Finally, one needs a conversation history ability, sending some past commands back as user/assistant role messages before the latest user input. Without that, the AI can’t answer a question like “but what if I unscrew the third one?”.
A temperature of 0.5 is a good start - as a professional tool, you likely don’t want output that is too unexpected.
That’s some good input about tuning the prompt through the API to treat it more like a human user. I’ll be requesting our dev team to update how the prompt is being passed, and to play with the temperature more to see if we can get it to mimic.
One thing we are learning is to manipulate Temperature and P-Value:
- The “temperature” parameter affects the randomness of the output. A higher temperature (e.g., 0.8) makes the output more random, while a lower temperature (e.g., 0.2) makes it more deterministic. If this parameter is set differently in your API than it is in the submission portal, this could lead to different results.
- Update temperature to experiment between 0.0 and 2.0.
- API is normally 0.7
- An alternative to sampling with temperature, called nucleus sampling, where the model considers the results of the tokens with top_p probability mass. So 0.1 means only the tokens comprising the top 10% probability mass are considered.
- For the API, they generally recommend altering this or temperature but not both.
- Update P-Value between 0 and 1.
- The default is usually 1
Coding for P-Value 1
Some other minor updates we’re noticing is that the model is important when calling out the API.
Use the other models than gpt-3.5-turbo-16k-0613 (which is an older date but it is locked):
- gpt-3.5-turbo – Max Tokens 4,096
- gpt-3.5-turbo-16k – Max Tokens 16,384
Because our API calls seem to come in around 3k tokens, we’ll try out the gpt-3.5-turbo and see if that helps resolve the mismatch between the Web Portal and the API portal.
gpt-3.5-turbo is simply an alias that points to gpt-3.5-turbo-0613.
The 16k has a larger context length, but is billed at twice the price whether you use that or not. The larger model should not have a large performance divergence until you actually extend your inputs well into its extra length.
Got it, thanks for the clarification here on the alias re-pointing.
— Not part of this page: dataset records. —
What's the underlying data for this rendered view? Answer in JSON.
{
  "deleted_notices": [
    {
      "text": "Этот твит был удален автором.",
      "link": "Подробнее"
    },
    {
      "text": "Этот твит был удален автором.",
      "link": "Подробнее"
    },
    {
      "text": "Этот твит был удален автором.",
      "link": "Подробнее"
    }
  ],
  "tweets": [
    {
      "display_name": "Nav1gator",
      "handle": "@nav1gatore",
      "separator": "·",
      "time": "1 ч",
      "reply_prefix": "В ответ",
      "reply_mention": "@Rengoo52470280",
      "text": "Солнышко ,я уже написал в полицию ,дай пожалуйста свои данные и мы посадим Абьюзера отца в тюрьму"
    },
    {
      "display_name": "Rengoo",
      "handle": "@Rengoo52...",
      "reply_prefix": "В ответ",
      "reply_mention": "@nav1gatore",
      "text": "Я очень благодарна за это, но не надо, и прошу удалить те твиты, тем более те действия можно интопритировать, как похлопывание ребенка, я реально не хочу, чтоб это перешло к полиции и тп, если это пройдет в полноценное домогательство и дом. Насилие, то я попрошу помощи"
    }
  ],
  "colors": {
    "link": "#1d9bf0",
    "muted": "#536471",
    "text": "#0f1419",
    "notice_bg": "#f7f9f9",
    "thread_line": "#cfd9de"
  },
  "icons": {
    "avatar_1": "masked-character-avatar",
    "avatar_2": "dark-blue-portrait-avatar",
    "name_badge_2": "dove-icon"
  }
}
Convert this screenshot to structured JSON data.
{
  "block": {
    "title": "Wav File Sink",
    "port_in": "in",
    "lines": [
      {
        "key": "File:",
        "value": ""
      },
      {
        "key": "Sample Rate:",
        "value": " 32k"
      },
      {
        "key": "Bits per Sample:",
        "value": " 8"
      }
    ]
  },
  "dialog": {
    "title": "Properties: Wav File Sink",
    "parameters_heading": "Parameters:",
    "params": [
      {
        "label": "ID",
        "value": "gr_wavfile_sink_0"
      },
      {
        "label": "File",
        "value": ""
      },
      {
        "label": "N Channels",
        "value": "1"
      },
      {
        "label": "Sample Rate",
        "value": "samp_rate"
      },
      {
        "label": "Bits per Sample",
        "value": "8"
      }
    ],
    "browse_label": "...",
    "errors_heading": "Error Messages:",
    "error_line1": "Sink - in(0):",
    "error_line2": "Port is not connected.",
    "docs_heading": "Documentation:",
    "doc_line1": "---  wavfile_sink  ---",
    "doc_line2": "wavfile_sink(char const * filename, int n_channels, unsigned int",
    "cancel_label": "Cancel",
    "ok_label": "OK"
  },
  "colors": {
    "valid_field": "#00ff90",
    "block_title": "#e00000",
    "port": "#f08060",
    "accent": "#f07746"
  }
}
It’s interesting to try to back into what the OpenAI team has built out, but I’m sure some more testing can get us to a comparable state.